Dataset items
*-*-*

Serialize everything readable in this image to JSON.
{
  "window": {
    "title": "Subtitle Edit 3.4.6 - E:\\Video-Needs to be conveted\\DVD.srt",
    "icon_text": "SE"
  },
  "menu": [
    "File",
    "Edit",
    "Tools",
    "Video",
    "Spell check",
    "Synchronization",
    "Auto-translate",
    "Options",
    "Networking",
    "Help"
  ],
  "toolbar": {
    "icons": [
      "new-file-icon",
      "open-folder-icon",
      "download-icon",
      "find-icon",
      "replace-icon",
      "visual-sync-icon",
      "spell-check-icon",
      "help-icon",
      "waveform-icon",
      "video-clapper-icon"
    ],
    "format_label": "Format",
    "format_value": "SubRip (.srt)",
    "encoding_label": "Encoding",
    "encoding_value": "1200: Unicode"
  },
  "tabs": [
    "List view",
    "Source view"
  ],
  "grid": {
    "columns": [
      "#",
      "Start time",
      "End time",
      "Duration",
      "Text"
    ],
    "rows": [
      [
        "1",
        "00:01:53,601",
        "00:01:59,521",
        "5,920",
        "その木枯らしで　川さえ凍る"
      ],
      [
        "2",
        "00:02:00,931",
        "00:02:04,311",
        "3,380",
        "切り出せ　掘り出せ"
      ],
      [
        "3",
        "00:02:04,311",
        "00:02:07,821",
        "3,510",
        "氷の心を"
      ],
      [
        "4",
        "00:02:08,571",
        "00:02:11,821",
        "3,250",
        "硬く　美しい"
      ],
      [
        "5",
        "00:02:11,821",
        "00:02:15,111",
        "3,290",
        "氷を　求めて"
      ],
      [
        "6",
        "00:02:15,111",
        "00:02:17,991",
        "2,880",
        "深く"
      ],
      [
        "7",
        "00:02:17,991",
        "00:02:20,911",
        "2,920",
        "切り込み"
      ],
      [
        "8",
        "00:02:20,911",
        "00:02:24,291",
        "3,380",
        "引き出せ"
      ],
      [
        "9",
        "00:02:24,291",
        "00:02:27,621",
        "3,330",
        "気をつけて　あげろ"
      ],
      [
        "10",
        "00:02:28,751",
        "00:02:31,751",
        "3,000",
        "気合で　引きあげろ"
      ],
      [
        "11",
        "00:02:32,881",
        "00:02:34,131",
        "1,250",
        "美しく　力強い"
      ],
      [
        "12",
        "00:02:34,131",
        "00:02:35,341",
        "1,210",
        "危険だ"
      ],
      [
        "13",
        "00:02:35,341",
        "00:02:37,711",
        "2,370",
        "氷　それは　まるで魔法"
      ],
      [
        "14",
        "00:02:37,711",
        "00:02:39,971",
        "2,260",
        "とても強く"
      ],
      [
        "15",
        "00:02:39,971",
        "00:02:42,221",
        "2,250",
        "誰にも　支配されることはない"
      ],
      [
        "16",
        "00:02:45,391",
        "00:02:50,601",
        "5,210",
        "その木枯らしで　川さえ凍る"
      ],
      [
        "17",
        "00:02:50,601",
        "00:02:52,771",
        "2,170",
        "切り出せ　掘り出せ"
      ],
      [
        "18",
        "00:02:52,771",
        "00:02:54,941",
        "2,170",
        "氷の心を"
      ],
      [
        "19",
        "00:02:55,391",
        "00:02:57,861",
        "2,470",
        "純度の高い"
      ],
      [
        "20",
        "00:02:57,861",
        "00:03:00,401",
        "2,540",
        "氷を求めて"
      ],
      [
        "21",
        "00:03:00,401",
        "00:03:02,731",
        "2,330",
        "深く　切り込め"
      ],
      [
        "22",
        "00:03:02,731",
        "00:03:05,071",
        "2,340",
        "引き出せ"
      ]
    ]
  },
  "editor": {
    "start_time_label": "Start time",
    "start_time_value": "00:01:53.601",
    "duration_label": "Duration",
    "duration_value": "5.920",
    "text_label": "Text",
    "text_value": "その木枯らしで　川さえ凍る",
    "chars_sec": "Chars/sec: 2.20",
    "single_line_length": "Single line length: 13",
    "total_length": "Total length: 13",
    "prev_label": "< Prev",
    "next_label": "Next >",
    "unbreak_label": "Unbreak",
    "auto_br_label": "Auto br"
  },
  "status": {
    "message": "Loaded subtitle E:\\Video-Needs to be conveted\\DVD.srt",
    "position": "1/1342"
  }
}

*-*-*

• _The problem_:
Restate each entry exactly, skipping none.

• _Solution to the problem_:
Serialize everything readable in this image to JSON.
{
  "window": {
    "title": "Subtitle Edit 3.4.6 - E:\\Video-Needs to be conveted\\DVD.srt",
    "icon_text": "SE"
  },
  "menu": [
    "File",
    "Edit",
    "Tools",
    "Video",
    "Spell check",
    "Synchronization",
    "Auto-translate",
    "Options",
    "Networking",
    "Help"
  ],
  "toolbar": {
    "icons": [
      "new-file-icon",
      "open-folder-icon",
      "download-icon",
      "find-icon",
      "replace-icon",
      "visual-sync-icon",
      "spell-check-icon",
      "help-icon",
      "waveform-icon",
      "video-clapper-icon"
    ],
    "format_label": "Format",
    "format_value": "SubRip (.srt)",
    "encoding_label": "Encoding",
    "encoding_value": "1200: Unicode"
  },
  "tabs": [
    "List view",
    "Source view"
  ],
  "grid": {
    "columns": [
      "#",
      "Start time",
      "End time",
      "Duration",
      "Text"
    ],
    "rows": [
      [
        "1",
        "00:01:53,601",
        "00:01:59,521",
        "5,920",
        "その木枯らしで　川さえ凍る"
      ],
      [
        "2",
        "00:02:00,931",
        "00:02:04,311",
        "3,380",
        "切り出せ　掘り出せ"
      ],
      [
        "3",
        "00:02:04,311",
        "00:02:07,821",
        "3,510",
        "氷の心を"
      ],
      [
        "4",
        "00:02:08,571",
        "00:02:11,821",
        "3,250",
        "硬く　美しい"
      ],
      [
        "5",
        "00:02:11,821",
        "00:02:15,111",
        "3,290",
        "氷を　求めて"
      ],
      [
        "6",
        "00:02:15,111",
        "00:02:17,991",
        "2,880",
        "深く"
      ],
      [
        "7",
        "00:02:17,991",
        "00:02:20,911",
        "2,920",
        "切り込み"
      ],
      [
        "8",
        "00:02:20,911",
        "00:02:24,291",
        "3,380",
        "引き出せ"
      ],
      [
        "9",
        "00:02:24,291",
        "00:02:27,621",
        "3,330",
        "気をつけて　あげろ"
      ],
      [
        "10",
        "00:02:28,751",
        "00:02:31,751",
        "3,000",
        "気合で　引きあげろ"
      ],
      [
        "11",
        "00:02:32,881",
        "00:02:34,131",
        "1,250",
        "美しく　力強い"
      ],
      [
        "12",
        "00:02:34,131",
        "00:02:35,341",
        "1,210",
        "危険だ"
      ],
      [
        "13",
        "00:02:35,341",
        "00:02:37,711",
        "2,370",
        "氷　それは　まるで魔法"
      ],
      [
        "14",
        "00:02:37,711",
        "00:02:39,971",
        "2,260",
        "とても強く"
      ],
      [
        "15",
        "00:02:39,971",
        "00:02:42,221",
        "2,250",
        "誰にも　支配されることはない"
      ],
      [
        "16",
        "00:02:45,391",
        "00:02:50,601",
        "5,210",
        "その木枯らしで　川さえ凍る"
      ],
      [
        "17",
        "00:02:50,601",
        "00:02:52,771",
        "2,170",
        "切り出せ　掘り出せ"
      ],
      [
        "18",
        "00:02:52,771",
        "00:02:54,941",
        "2,170",
        "氷の心を"
      ],
      [
        "19",
        "00:02:55,391",
        "00:02:57,861",
        "2,470",
        "純度の高い"
      ],
      [
        "20",
        "00:02:57,861",
        "00:03:00,401",
        "2,540",
        "氷を求めて"
      ],
      [
        "21",
        "00:03:00,401",
        "00:03:02,731",
        "2,330",
        "深く　切り込め"
      ],
      [
        "22",
        "00:03:02,731",
        "00:03:05,071",
        "2,340",
        "引き出せ"
      ]
    ]
  },
  "editor": {
    "start_time_label": "Start time",
    "start_time_value": "00:01:53.601",
    "duration_label": "Duration",
    "duration_value": "5.920",
    "text_label": "Text",
    "text_value": "その木枯らしで　川さえ凍る",
    "chars_sec": "Chars/sec: 2.20",
    "single_line_length": "Single line length: 13",
    "total_length": "Total length: 13",
    "prev_label": "< Prev",
    "next_label": "Next >",
    "unbreak_label": "Unbreak",
    "auto_br_label": "Auto br"
  },
  "status": {
    "message": "Loaded subtitle E:\\Video-Needs to be conveted\\DVD.srt",
    "position": "1/1342"
  }
}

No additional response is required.